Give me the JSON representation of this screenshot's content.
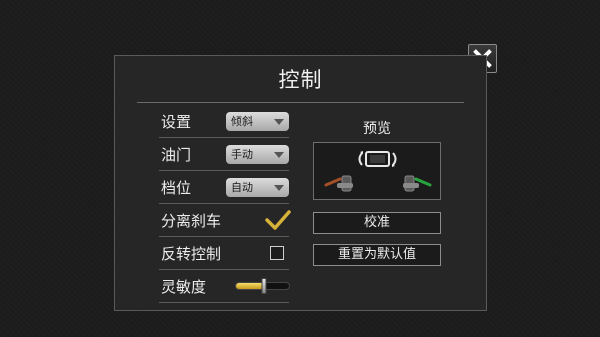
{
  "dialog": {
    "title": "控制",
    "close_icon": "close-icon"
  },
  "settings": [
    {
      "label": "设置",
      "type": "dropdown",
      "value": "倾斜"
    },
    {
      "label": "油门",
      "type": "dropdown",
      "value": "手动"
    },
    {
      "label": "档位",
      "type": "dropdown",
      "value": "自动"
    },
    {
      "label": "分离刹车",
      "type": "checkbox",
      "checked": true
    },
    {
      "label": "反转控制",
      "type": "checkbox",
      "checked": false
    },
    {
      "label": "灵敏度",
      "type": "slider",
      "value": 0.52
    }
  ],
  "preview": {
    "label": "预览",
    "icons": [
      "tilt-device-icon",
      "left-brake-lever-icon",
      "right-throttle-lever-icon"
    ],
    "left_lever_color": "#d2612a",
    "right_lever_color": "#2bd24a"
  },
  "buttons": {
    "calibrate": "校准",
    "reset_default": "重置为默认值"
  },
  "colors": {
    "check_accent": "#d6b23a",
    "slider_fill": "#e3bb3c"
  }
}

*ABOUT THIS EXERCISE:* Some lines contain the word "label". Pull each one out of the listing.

*WRITTEN REPLY:*
      "label": "设置",
      "label": "油门",
      "label": "档位",
      "label": "分离刹车",
      "label": "反转控制",
      "label": "灵敏度",
    "label": "预览",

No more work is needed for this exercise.